TO DO — Retype every line of the data, keeping each word exactly.

RECORDS SHOWN —

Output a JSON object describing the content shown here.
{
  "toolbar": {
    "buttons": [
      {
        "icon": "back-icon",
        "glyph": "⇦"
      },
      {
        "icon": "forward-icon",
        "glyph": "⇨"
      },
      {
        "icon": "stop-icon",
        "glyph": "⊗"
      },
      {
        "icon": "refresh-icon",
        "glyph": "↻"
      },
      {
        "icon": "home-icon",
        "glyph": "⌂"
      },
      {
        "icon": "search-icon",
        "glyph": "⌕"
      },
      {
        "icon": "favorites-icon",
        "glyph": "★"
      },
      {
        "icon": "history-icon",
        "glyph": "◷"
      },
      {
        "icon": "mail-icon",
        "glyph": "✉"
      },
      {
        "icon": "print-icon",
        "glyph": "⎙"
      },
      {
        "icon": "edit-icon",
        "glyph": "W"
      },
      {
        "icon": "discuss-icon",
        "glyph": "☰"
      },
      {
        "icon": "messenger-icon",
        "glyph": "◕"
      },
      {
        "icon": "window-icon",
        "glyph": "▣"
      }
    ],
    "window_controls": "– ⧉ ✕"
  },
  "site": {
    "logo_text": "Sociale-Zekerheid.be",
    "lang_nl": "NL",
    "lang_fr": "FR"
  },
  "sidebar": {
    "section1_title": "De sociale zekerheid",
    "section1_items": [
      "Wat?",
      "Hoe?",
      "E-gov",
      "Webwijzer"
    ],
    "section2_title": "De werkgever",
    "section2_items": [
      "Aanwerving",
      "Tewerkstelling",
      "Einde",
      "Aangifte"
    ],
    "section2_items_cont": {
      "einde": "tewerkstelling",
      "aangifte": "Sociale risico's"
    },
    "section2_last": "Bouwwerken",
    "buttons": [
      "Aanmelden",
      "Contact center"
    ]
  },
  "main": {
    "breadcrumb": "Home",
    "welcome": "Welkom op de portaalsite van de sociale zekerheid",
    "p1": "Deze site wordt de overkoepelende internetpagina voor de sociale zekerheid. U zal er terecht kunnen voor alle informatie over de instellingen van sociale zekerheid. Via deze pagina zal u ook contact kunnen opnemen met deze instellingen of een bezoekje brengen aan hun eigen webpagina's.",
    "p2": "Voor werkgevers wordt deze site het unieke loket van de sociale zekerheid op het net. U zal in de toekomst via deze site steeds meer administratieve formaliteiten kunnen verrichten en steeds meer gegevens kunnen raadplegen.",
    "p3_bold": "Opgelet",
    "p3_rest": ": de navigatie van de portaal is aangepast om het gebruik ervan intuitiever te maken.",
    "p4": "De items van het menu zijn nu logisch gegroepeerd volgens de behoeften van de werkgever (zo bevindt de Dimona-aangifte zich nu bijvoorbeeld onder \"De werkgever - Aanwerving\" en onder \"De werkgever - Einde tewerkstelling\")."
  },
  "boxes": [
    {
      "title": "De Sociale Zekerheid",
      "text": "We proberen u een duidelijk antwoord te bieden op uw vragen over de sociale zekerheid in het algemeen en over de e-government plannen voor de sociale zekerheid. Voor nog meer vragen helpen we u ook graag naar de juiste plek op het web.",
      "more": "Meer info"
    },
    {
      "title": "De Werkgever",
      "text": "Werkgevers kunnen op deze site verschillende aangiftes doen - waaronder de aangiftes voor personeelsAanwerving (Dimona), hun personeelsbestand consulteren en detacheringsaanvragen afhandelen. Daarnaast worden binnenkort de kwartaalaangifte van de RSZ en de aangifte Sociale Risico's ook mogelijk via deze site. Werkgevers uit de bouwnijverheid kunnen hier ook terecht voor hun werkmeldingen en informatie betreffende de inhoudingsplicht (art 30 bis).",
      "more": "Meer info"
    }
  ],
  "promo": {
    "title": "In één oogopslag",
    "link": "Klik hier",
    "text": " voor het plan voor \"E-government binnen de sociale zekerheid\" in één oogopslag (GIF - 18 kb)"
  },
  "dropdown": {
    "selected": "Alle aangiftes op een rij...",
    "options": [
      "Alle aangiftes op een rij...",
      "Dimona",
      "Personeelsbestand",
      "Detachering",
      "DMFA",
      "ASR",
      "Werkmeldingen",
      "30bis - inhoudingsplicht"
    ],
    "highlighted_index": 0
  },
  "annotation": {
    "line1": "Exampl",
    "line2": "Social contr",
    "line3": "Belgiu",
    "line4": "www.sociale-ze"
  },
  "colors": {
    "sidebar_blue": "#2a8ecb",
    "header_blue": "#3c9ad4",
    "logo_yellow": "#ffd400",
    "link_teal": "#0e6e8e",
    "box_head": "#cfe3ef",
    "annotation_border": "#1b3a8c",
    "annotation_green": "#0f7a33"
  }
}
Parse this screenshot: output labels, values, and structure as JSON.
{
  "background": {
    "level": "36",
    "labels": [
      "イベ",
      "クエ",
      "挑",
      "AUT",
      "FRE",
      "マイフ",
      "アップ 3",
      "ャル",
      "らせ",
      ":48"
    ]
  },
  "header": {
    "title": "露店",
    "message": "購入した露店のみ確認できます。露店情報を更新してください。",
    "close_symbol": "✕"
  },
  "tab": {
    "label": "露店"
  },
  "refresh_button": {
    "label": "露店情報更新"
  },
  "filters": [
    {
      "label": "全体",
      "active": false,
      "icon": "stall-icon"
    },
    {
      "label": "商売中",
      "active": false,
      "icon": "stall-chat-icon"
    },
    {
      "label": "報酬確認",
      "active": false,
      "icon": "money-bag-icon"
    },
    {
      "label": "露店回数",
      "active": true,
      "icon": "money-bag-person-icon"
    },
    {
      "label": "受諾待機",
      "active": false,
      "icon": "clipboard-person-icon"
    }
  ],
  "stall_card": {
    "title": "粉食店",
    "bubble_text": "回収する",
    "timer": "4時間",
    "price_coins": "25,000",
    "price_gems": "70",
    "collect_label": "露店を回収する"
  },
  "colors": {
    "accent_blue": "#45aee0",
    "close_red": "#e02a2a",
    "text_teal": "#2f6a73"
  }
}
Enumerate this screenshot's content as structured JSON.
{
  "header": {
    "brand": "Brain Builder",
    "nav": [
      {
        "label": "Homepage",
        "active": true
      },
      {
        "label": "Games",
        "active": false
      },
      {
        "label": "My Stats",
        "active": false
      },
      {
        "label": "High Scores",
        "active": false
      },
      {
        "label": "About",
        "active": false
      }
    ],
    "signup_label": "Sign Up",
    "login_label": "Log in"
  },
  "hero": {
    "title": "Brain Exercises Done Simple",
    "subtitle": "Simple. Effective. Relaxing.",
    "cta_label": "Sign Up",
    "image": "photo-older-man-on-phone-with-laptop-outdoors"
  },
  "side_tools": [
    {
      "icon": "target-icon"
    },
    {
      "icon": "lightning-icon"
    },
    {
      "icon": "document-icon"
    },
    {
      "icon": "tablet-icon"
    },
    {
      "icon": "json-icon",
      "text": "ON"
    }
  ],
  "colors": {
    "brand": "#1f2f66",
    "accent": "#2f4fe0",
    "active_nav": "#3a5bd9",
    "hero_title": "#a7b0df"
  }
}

EXERCISE SOLUTION —
Output a JSON object describing the content shown here.
{
  "toolbar": {
    "buttons": [
      {
        "icon": "back-icon",
        "glyph": "⇦"
      },
      {
        "icon": "forward-icon",
        "glyph": "⇨"
      },
      {
        "icon": "stop-icon",
        "glyph": "⊗"
      },
      {
        "icon": "refresh-icon",
        "glyph": "↻"
      },
      {
        "icon": "home-icon",
        "glyph": "⌂"
      },
      {
        "icon": "search-icon",
        "glyph": "⌕"
      },
      {
        "icon": "favorites-icon",
        "glyph": "★"
      },
      {
        "icon": "history-icon",
        "glyph": "◷"
      },
      {
        "icon": "mail-icon",
        "glyph": "✉"
      },
      {
        "icon": "print-icon",
        "glyph": "⎙"
      },
      {
        "icon": "edit-icon",
        "glyph": "W"
      },
      {
        "icon": "discuss-icon",
        "glyph": "☰"
      },
      {
        "icon": "messenger-icon",
        "glyph": "◕"
      },
      {
        "icon": "window-icon",
        "glyph": "▣"
      }
    ],
    "window_controls": "– ⧉ ✕"
  },
  "site": {
    "logo_text": "Sociale-Zekerheid.be",
    "lang_nl": "NL",
    "lang_fr": "FR"
  },
  "sidebar": {
    "section1_title": "De sociale zekerheid",
    "section1_items": [
      "Wat?",
      "Hoe?",
      "E-gov",
      "Webwijzer"
    ],
    "section2_title": "De werkgever",
    "section2_items": [
      "Aanwerving",
      "Tewerkstelling",
      "Einde",
      "Aangifte"
    ],
    "section2_items_cont": {
      "einde": "tewerkstelling",
      "aangifte": "Sociale risico's"
    },
    "section2_last": "Bouwwerken",
    "buttons": [
      "Aanmelden",
      "Contact center"
    ]
  },
  "main": {
    "breadcrumb": "Home",
    "welcome": "Welkom op de portaalsite van de sociale zekerheid",
    "p1": "Deze site wordt de overkoepelende internetpagina voor de sociale zekerheid. U zal er terecht kunnen voor alle informatie over de instellingen van sociale zekerheid. Via deze pagina zal u ook contact kunnen opnemen met deze instellingen of een bezoekje brengen aan hun eigen webpagina's.",
    "p2": "Voor werkgevers wordt deze site het unieke loket van de sociale zekerheid op het net. U zal in de toekomst via deze site steeds meer administratieve formaliteiten kunnen verrichten en steeds meer gegevens kunnen raadplegen.",
    "p3_bold": "Opgelet",
    "p3_rest": ": de navigatie van de portaal is aangepast om het gebruik ervan intuitiever te maken.",
    "p4": "De items van het menu zijn nu logisch gegroepeerd volgens de behoeften van de werkgever (zo bevindt de Dimona-aangifte zich nu bijvoorbeeld onder \"De werkgever - Aanwerving\" en onder \"De werkgever - Einde tewerkstelling\")."
  },
  "boxes": [
    {
      "title": "De Sociale Zekerheid",
      "text": "We proberen u een duidelijk antwoord te bieden op uw vragen over de sociale zekerheid in het algemeen en over de e-government plannen voor de sociale zekerheid. Voor nog meer vragen helpen we u ook graag naar de juiste plek op het web.",
      "more": "Meer info"
    },
    {
      "title": "De Werkgever",
      "text": "Werkgevers kunnen op deze site verschillende aangiftes doen - waaronder de aangiftes voor personeelsAanwerving (Dimona), hun personeelsbestand consulteren en detacheringsaanvragen afhandelen. Daarnaast worden binnenkort de kwartaalaangifte van de RSZ en de aangifte Sociale Risico's ook mogelijk via deze site. Werkgevers uit de bouwnijverheid kunnen hier ook terecht voor hun werkmeldingen en informatie betreffende de inhoudingsplicht (art 30 bis).",
      "more": "Meer info"
    }
  ],
  "promo": {
    "title": "In één oogopslag",
    "link": "Klik hier",
    "text": " voor het plan voor \"E-government binnen de sociale zekerheid\" in één oogopslag (GIF - 18 kb)"
  },
  "dropdown": {
    "selected": "Alle aangiftes op een rij...",
    "options": [
      "Alle aangiftes op een rij...",
      "Dimona",
      "Personeelsbestand",
      "Detachering",
      "DMFA",
      "ASR",
      "Werkmeldingen",
      "30bis - inhoudingsplicht"
    ],
    "highlighted_index": 0
  },
  "annotation": {
    "line1": "Exampl",
    "line2": "Social contr",
    "line3": "Belgiu",
    "line4": "www.sociale-ze"
  },
  "colors": {
    "sidebar_blue": "#2a8ecb",
    "header_blue": "#3c9ad4",
    "logo_yellow": "#ffd400",
    "link_teal": "#0e6e8e",
    "box_head": "#cfe3ef",
    "annotation_border": "#1b3a8c",
    "annotation_green": "#0f7a33"
  }
}
Parse this screenshot: output labels, values, and structure as JSON.
{
  "background": {
    "level": "36",
    "labels": [
      "イベ",
      "クエ",
      "挑",
      "AUT",
      "FRE",
      "マイフ",
      "アップ 3",
      "ャル",
      "らせ",
      ":48"
    ]
  },
  "header": {
    "title": "露店",
    "message": "購入した露店のみ確認できます。露店情報を更新してください。",
    "close_symbol": "✕"
  },
  "tab": {
    "label": "露店"
  },
  "refresh_button": {
    "label": "露店情報更新"
  },
  "filters": [
    {
      "label": "全体",
      "active": false,
      "icon": "stall-icon"
    },
    {
      "label": "商売中",
      "active": false,
      "icon": "stall-chat-icon"
    },
    {
      "label": "報酬確認",
      "active": false,
      "icon": "money-bag-icon"
    },
    {
      "label": "露店回数",
      "active": true,
      "icon": "money-bag-person-icon"
    },
    {
      "label": "受諾待機",
      "active": false,
      "icon": "clipboard-person-icon"
    }
  ],
  "stall_card": {
    "title": "粉食店",
    "bubble_text": "回収する",
    "timer": "4時間",
    "price_coins": "25,000",
    "price_gems": "70",
    "collect_label": "露店を回収する"
  },
  "colors": {
    "accent_blue": "#45aee0",
    "close_red": "#e02a2a",
    "text_teal": "#2f6a73"
  }
}
Enumerate this screenshot's content as structured JSON.
{
  "header": {
    "brand": "Brain Builder",
    "nav": [
      {
        "label": "Homepage",
        "active": true
      },
      {
        "label": "Games",
        "active": false
      },
      {
        "label": "My Stats",
        "active": false
      },
      {
        "label": "High Scores",
        "active": false
      },
      {
        "label": "About",
        "active": false
      }
    ],
    "signup_label": "Sign Up",
    "login_label": "Log in"
  },
  "hero": {
    "title": "Brain Exercises Done Simple",
    "subtitle": "Simple. Effective. Relaxing.",
    "cta_label": "Sign Up",
    "image": "photo-older-man-on-phone-with-laptop-outdoors"
  },
  "side_tools": [
    {
      "icon": "target-icon"
    },
    {
      "icon": "lightning-icon"
    },
    {
      "icon": "document-icon"
    },
    {
      "icon": "tablet-icon"
    },
    {
      "icon": "json-icon",
      "text": "ON"
    }
  ],
  "colors": {
    "brand": "#1f2f66",
    "accent": "#2f4fe0",
    "active_nav": "#3a5bd9",
    "hero_title": "#a7b0df"
  }
}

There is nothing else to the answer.